● **Work required**: Output all the records word for word. Drop the pictures.
=== Information given ===
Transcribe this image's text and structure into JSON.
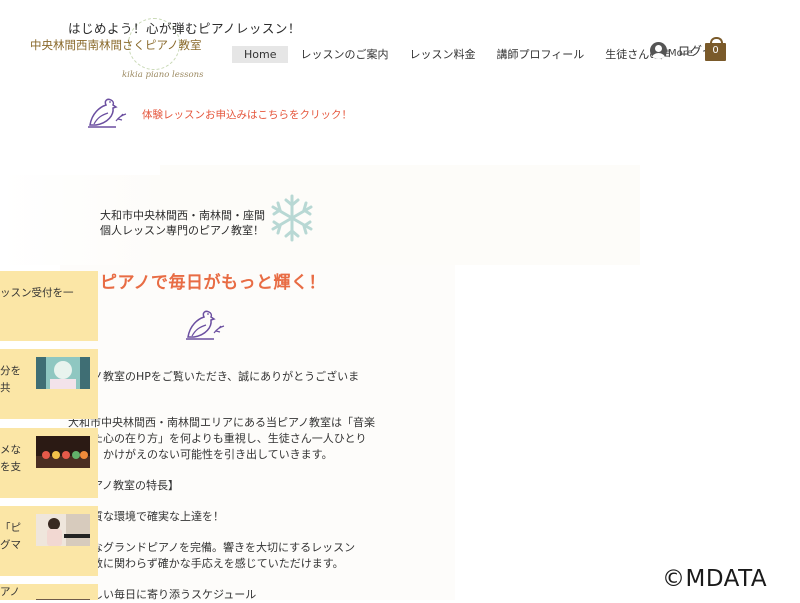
{
  "header": {
    "tagline": "はじめよう！心が弾むピアノレッスン！",
    "school_name": "中央林間西南林間さくピアノ教室",
    "logo_script": "kikia piano lessons",
    "nav": [
      {
        "label": "Home",
        "active": true
      },
      {
        "label": "レッスンのご案内",
        "active": false
      },
      {
        "label": "レッスン料金",
        "active": false
      },
      {
        "label": "講師プロフィール",
        "active": false
      },
      {
        "label": "生徒さんの声",
        "active": false
      }
    ],
    "login_label": "ログイ",
    "more_label": "More",
    "cart_count": "0"
  },
  "trial_link": "体験レッスンお申込みはこちらをクリック！",
  "hero": {
    "line1": "大和市中央林間西・南林間・座間",
    "line2": "個人レッスン専門のピアノ教室！"
  },
  "main": {
    "headline": "ピアノで毎日がもっと輝く！",
    "paragraphs": [
      "ノ教室のHPをご覧いただき、誠にありがとうございま",
      "大和市中央林間西・南林間エリアにある当ピアノ教室は「音楽",
      "た心の在り方」を何よりも重視し、生徒さん一人ひとり",
      "、かけがえのない可能性を引き出していきます。",
      "アノ教室の特長】",
      "質な環境で確実な上達を！",
      "なグランドピアノを完備。響きを大切にするレッスン",
      "数に関わらず確かな手応えを感じていただけます。",
      "しい毎日に寄り添うスケジュール"
    ]
  },
  "side_cards": [
    {
      "line1": "ッスン受付を一",
      "line2": ""
    },
    {
      "line1": "分を",
      "line2": "共"
    },
    {
      "line1": "メな",
      "line2": "を支"
    },
    {
      "line1": "「ピ",
      "line2": "グマ"
    },
    {
      "line1": "アノ",
      "line2": ""
    }
  ],
  "copyright": "©MDATA",
  "colors": {
    "accent_orange": "#e86c44",
    "link_red": "#e5563c",
    "card_yellow": "#fbe6a6",
    "brand_brown": "#7a5a2a",
    "bird_purple": "#6b4fa0"
  }
}
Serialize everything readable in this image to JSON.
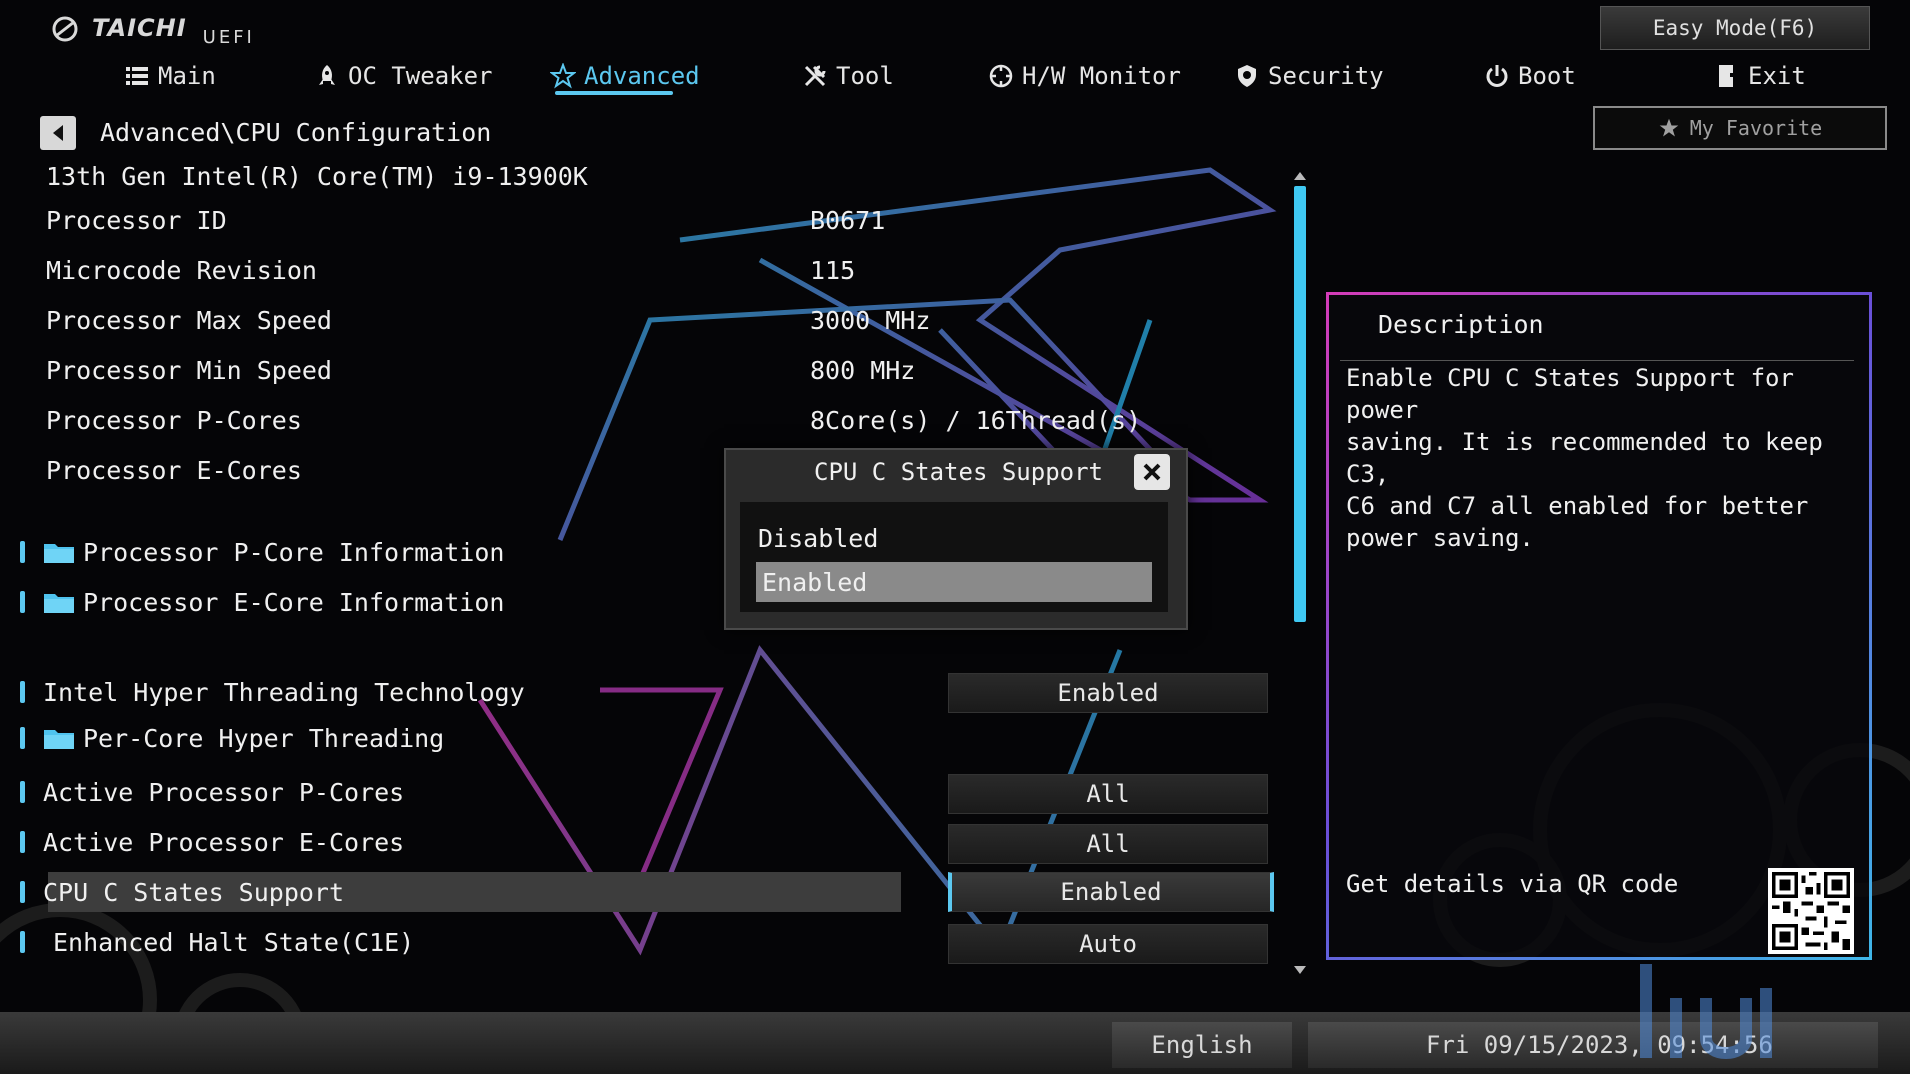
{
  "logo": {
    "brand": "TAICHI",
    "sub": "UEFI"
  },
  "nav": {
    "main": "Main",
    "oc_tweaker": "OC Tweaker",
    "advanced": "Advanced",
    "tool": "Tool",
    "hw_monitor": "H/W Monitor",
    "security": "Security",
    "boot": "Boot",
    "exit": "Exit",
    "active": "Advanced"
  },
  "buttons": {
    "easy_mode": "Easy Mode(F6)",
    "my_favorite": "My Favorite"
  },
  "breadcrumb": "Advanced\\CPU Configuration",
  "cpu_name": "13th Gen Intel(R) Core(TM) i9-13900K",
  "info": [
    {
      "label": "Processor ID",
      "value": "B0671"
    },
    {
      "label": "Microcode Revision",
      "value": "115"
    },
    {
      "label": "Processor Max Speed",
      "value": "3000 MHz"
    },
    {
      "label": "Processor Min Speed",
      "value": "800 MHz"
    },
    {
      "label": "Processor P-Cores",
      "value": "8Core(s) / 16Thread(s)"
    },
    {
      "label": "Processor E-Cores",
      "value": ""
    }
  ],
  "submenus": [
    {
      "label": "Processor P-Core Information"
    },
    {
      "label": "Processor E-Core Information"
    }
  ],
  "settings": [
    {
      "label": "Intel Hyper Threading Technology",
      "value": "Enabled"
    },
    {
      "label": "Per-Core Hyper Threading",
      "value": ""
    },
    {
      "label": "Active Processor P-Cores",
      "value": "All"
    },
    {
      "label": "Active Processor E-Cores",
      "value": "All"
    },
    {
      "label": "CPU C States Support",
      "value": "Enabled"
    },
    {
      "label": "Enhanced Halt State(C1E)",
      "value": "Auto"
    }
  ],
  "popup": {
    "title": "CPU C States Support",
    "options": [
      "Disabled",
      "Enabled"
    ],
    "selected": "Enabled"
  },
  "description": {
    "title": "Description",
    "text": "Enable CPU C States Support for power\nsaving. It is recommended to keep C3,\nC6 and C7 all enabled for better\npower saving.",
    "qr_label": "Get details via QR code"
  },
  "footer": {
    "language": "English",
    "datetime": "Fri 09/15/2023, 09:54:56"
  },
  "colors": {
    "accent": "#5cc8f0",
    "panel_border_start": "#d43cb8",
    "panel_border_end": "#3fb6e8"
  }
}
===
● **Response**:
Transcribe this image's text and structure into JSON.
{
  "header": {
    "tagline": "はじめよう！心が弾むピアノレッスン！",
    "school_name": "中央林間西南林間さくピアノ教室",
    "logo_script": "kikia piano lessons",
    "nav": [
      {
        "label": "Home",
        "active": true
      },
      {
        "label": "レッスンのご案内",
        "active": false
      },
      {
        "label": "レッスン料金",
        "active": false
      },
      {
        "label": "講師プロフィール",
        "active": false
      },
      {
        "label": "生徒さんの声",
        "active": false
      }
    ],
    "login_label": "ログイ",
    "more_label": "More",
    "cart_count": "0"
  },
  "trial_link": "体験レッスンお申込みはこちらをクリック！",
  "hero": {
    "line1": "大和市中央林間西・南林間・座間",
    "line2": "個人レッスン専門のピアノ教室！"
  },
  "main": {
    "headline": "ピアノで毎日がもっと輝く！",
    "paragraphs": [
      "ノ教室のHPをご覧いただき、誠にありがとうございま",
      "大和市中央林間西・南林間エリアにある当ピアノ教室は「音楽",
      "た心の在り方」を何よりも重視し、生徒さん一人ひとり",
      "、かけがえのない可能性を引き出していきます。",
      "アノ教室の特長】",
      "質な環境で確実な上達を！",
      "なグランドピアノを完備。響きを大切にするレッスン",
      "数に関わらず確かな手応えを感じていただけます。",
      "しい毎日に寄り添うスケジュール"
    ]
  },
  "side_cards": [
    {
      "line1": "ッスン受付を一",
      "line2": ""
    },
    {
      "line1": "分を",
      "line2": "共"
    },
    {
      "line1": "メな",
      "line2": "を支"
    },
    {
      "line1": "「ピ",
      "line2": "グマ"
    },
    {
      "line1": "アノ",
      "line2": ""
    }
  ],
  "copyright": "©MDATA",
  "colors": {
    "accent_orange": "#e86c44",
    "link_red": "#e5563c",
    "card_yellow": "#fbe6a6",
    "brand_brown": "#7a5a2a",
    "bird_purple": "#6b4fa0"
  }
}
Serialize everything readable in this image to JSON.
{
  "logo": {
    "brand": "TAICHI",
    "sub": "UEFI"
  },
  "nav": {
    "main": "Main",
    "oc_tweaker": "OC Tweaker",
    "advanced": "Advanced",
    "tool": "Tool",
    "hw_monitor": "H/W Monitor",
    "security": "Security",
    "boot": "Boot",
    "exit": "Exit",
    "active": "Advanced"
  },
  "buttons": {
    "easy_mode": "Easy Mode(F6)",
    "my_favorite": "My Favorite"
  },
  "breadcrumb": "Advanced\\CPU Configuration",
  "cpu_name": "13th Gen Intel(R) Core(TM) i9-13900K",
  "info": [
    {
      "label": "Processor ID",
      "value": "B0671"
    },
    {
      "label": "Microcode Revision",
      "value": "115"
    },
    {
      "label": "Processor Max Speed",
      "value": "3000 MHz"
    },
    {
      "label": "Processor Min Speed",
      "value": "800 MHz"
    },
    {
      "label": "Processor P-Cores",
      "value": "8Core(s) / 16Thread(s)"
    },
    {
      "label": "Processor E-Cores",
      "value": ""
    }
  ],
  "submenus": [
    {
      "label": "Processor P-Core Information"
    },
    {
      "label": "Processor E-Core Information"
    }
  ],
  "settings": [
    {
      "label": "Intel Hyper Threading Technology",
      "value": "Enabled"
    },
    {
      "label": "Per-Core Hyper Threading",
      "value": ""
    },
    {
      "label": "Active Processor P-Cores",
      "value": "All"
    },
    {
      "label": "Active Processor E-Cores",
      "value": "All"
    },
    {
      "label": "CPU C States Support",
      "value": "Enabled"
    },
    {
      "label": "Enhanced Halt State(C1E)",
      "value": "Auto"
    }
  ],
  "popup": {
    "title": "CPU C States Support",
    "options": [
      "Disabled",
      "Enabled"
    ],
    "selected": "Enabled"
  },
  "description": {
    "title": "Description",
    "text": "Enable CPU C States Support for power\nsaving. It is recommended to keep C3,\nC6 and C7 all enabled for better\npower saving.",
    "qr_label": "Get details via QR code"
  },
  "footer": {
    "language": "English",
    "datetime": "Fri 09/15/2023, 09:54:56"
  },
  "colors": {
    "accent": "#5cc8f0",
    "panel_border_start": "#d43cb8",
    "panel_border_end": "#3fb6e8"
  }
}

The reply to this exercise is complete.